While fondly remembered by a generation as one of Arnold Schwarzenegger's blockbustiest blockbusters, the 1990 original is only half a great movie, so room for improvement existed. The new version is better only in the department of special effects — a given, considering the leaps in technology in the two decades since, such as a little something called computer-generated imagery.
In his second remake lead in a row following last summer's Fright Night, Colin Farrell is a better actor than Schwarzenegger, but falls short in presence. He acquits himself OK enough as Quaid, the bored factory worker who longs for adventure and escape, and finds it at Rekall, a memory-implantation firm that can supply him with the secret-agent fantasy he so desires.
But just as the procedure has begun, something goes wrong, and a shootout ensues. Suddenly, Quaid exhibits action-hero moves he didn't know he had. Plus, his not-really wife (a bland Kate Beckinsale, Contraband) joins everyone else in trying to kill him. Is it real, or is it Memorex?
If you haven't seen the first Recall film, but have seen this version's trailer, then you've already seen the soulless flick. Watching Farrell and his mysterious accomplice (a miscast Jessica Biel, The A-Team) run, run, run is less a shot of adrenaline and more akin to watching the trailer on a loop. Director Len Wiseman, aka Mr. Beckinsale, the auteur behind his wife's Underworld franchise, shoots (no pun intended) the action at such a quick clip (again, unintended), it is to his own detriment. I found myself struggling with simple spatial orientation. As slick as it looks, it makes no visual sense.

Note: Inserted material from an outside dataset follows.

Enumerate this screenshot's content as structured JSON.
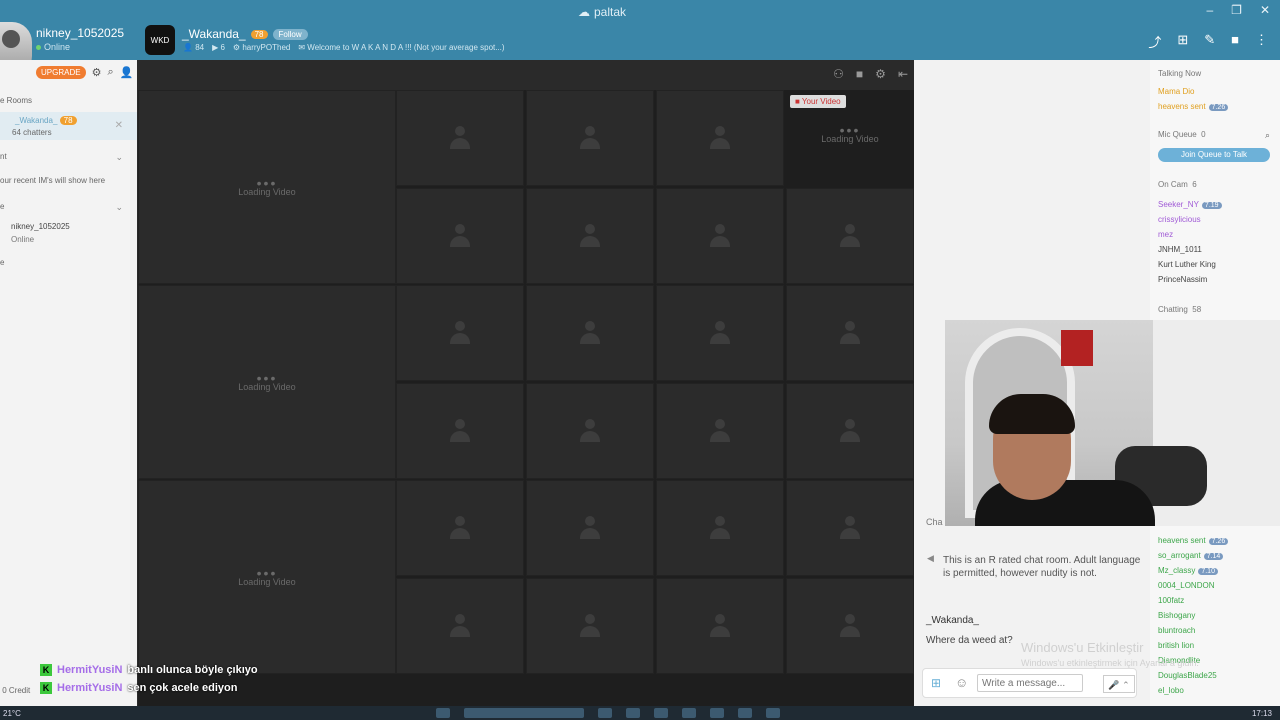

Plus, he and screenwriters Kurt Wimmer (Salt) and Mark Bomback (Unstoppable) haven't tinkered much with the story. The tweaks that have made, like letting Beckinsale survive longer than Sharon Stone did, amount to naught. While never reaching Mars, Recall 2012 hits all the beats of Recall1990, right down to the "If I'm not me, who the hell am I?" line and one tri-breasted hooker. It even makes direct references to its predecessor, but in a joking manner, like an elbow nudge to your side. Yes, Len, I got it — I don't want it, but I got it.
In interest of full disclosure and critical ethics, I must admit I left the advance screening of Total Recall with 28 minutes left to go (and for such an effects-heavy film, about 10 to 12 of them had to be the end credits). My early exit wasn't so much because of the film's Total disengagement with me, but more due to the theater feeling like an oven. So overheated I was, the outdoor temps, as scorching as they were, felt like relief, in more ways than one. —Rod Lott